[[ Exercise input, beginning ]]

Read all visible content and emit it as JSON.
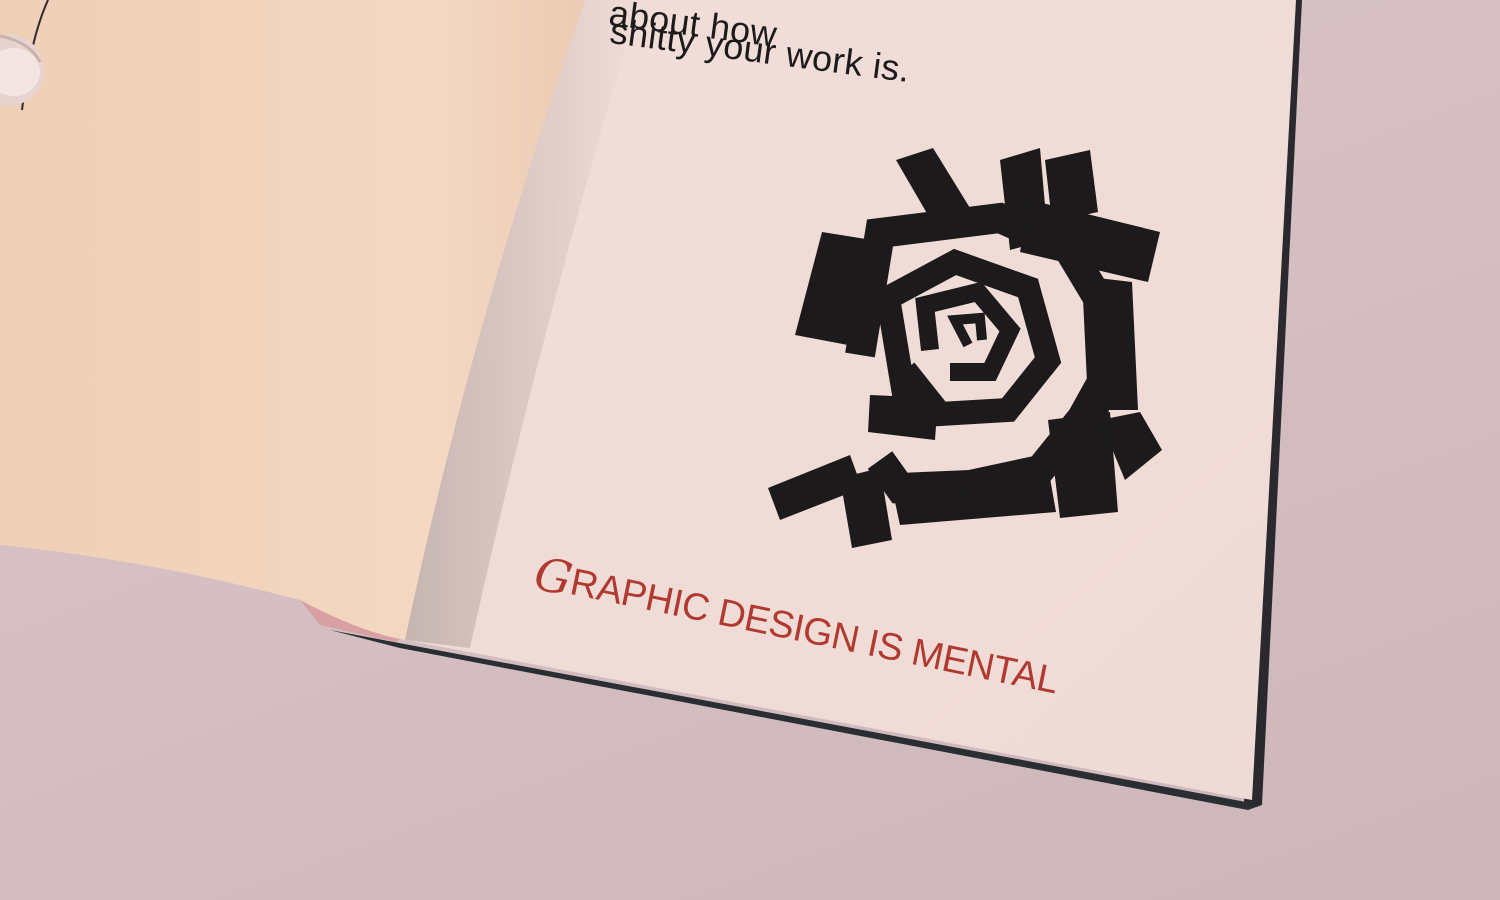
{
  "page_text": {
    "top_line_1": "about how",
    "top_line_2": "shitty your work is.",
    "title_initial": "G",
    "title_rest": "RAPHIC DESIGN IS MENTAL"
  },
  "colors": {
    "background": "#d7c2c4",
    "left_page": "#f3d6bf",
    "right_page": "#f2dedb",
    "ink_black": "#1c1a1a",
    "title_red": "#b03a30"
  },
  "illustration": {
    "icon": "spiral-glyph-icon",
    "description_color": "black"
  }
}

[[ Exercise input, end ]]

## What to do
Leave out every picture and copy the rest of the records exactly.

## Written solution
Read all visible content and emit it as JSON.
{
  "page_text": {
    "top_line_1": "about how",
    "top_line_2": "shitty your work is.",
    "title_initial": "G",
    "title_rest": "RAPHIC DESIGN IS MENTAL"
  },
  "colors": {
    "background": "#d7c2c4",
    "left_page": "#f3d6bf",
    "right_page": "#f2dedb",
    "ink_black": "#1c1a1a",
    "title_red": "#b03a30"
  },
  "illustration": {
    "icon": "spiral-glyph-icon",
    "description_color": "black"
  }
}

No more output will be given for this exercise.